  • Unhealthy air quality from increasing levels of ozone and particulate matter and more days affected by wildfire smoke.
  • More mold and bacterial growth in buildings due to rising humidity levels and more frequent flooding.
  • Extended allergy season due to rising temperatures and the lengthening of the growing season.

Chronic obstructive pulmonary disease (COPD) hospitalization rates and climate change vulnerabilities

This map shows how the COPD hospitalization rate aligns with where people who are the most susceptible to climate impacts live. The COPD hospitalization rates is used because it is closely correlated with poor air quality.

The overlap of the yellow areas and the darker blue areas are where people who face the greatest threats from increasing air pollution live.

Who is more at risk

Some people are exposed to more air pollution than others because of where they live or work, and some people are more affected by.

For example, people with pre-existing heart and lung conditions are at greater risk, and so are the elderly and children.

People of color, indigenous people, and people with low incomes face social, economic, and health inequities that often contribute to increased frequency of health conditions that can be affected by air pollution.

Air pollution tends to be higher in the parts of Hennepin County where residents who are most susceptible to climate change live because of the higher density of emission sources.

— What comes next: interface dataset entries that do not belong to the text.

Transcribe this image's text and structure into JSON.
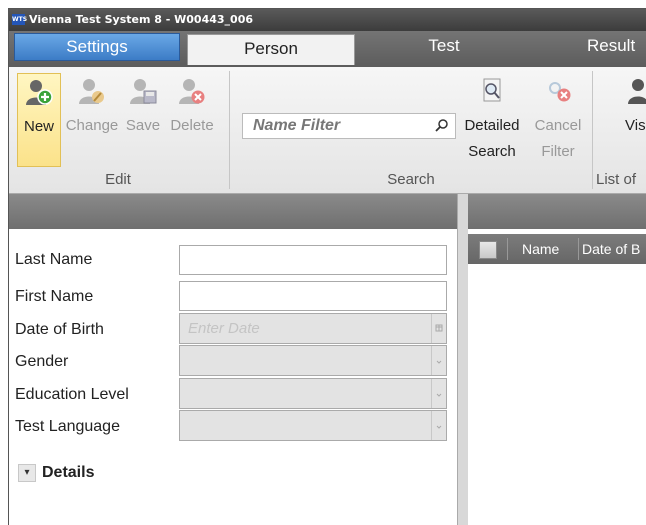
{
  "window": {
    "title": "Vienna Test System 8 - W00443_006",
    "logo_text": "WTS"
  },
  "tabs": [
    {
      "label": "Settings"
    },
    {
      "label": "Person"
    },
    {
      "label": "Test"
    },
    {
      "label": "Result"
    }
  ],
  "ribbon": {
    "edit": {
      "label": "Edit",
      "new": "New",
      "change": "Change",
      "save": "Save",
      "delete": "Delete"
    },
    "search": {
      "label": "Search",
      "name_filter_placeholder": "Name Filter",
      "detailed_search_line1": "Detailed",
      "detailed_search_line2": "Search",
      "cancel_filter_line1": "Cancel",
      "cancel_filter_line2": "Filter"
    },
    "list": {
      "label": "List of",
      "visible_label": "Vis"
    }
  },
  "form": {
    "last_name": "Last Name",
    "first_name": "First Name",
    "date_of_birth": "Date of Birth",
    "date_placeholder": "Enter Date",
    "gender": "Gender",
    "education_level": "Education Level",
    "test_language": "Test Language",
    "details": "Details"
  },
  "grid": {
    "columns": [
      "Name",
      "Date of B"
    ]
  },
  "colors": {
    "accent_blue": "#3c7cc6",
    "new_highlight": "#fbe28a",
    "add_green": "#3aa33a",
    "delete_red": "#d23a3a"
  }
}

For example, transportation-related air pollution is higher in the more urban areas of the county where the road network is densest and traffic is highest. This coincides where many of the residents most susceptible to climate change live.

See the Minnesota Pollution Control Agency's Life and Breath report (PDF) for more information on how air pollution affects health in Minnesota.

Air pollution from traffic

This map depicts a projection of air pollution from traffic based on average daily trip data. As would be anticipated, transportation-related air pollution is higher in the more urban areas of the county where the road network is densest and traffic is highest.

According to the Minnesota Pollution Control Agency, communities of color bear a disproportionate burden of traffic-related health impacts due to living in proximity to the highest traffic levels.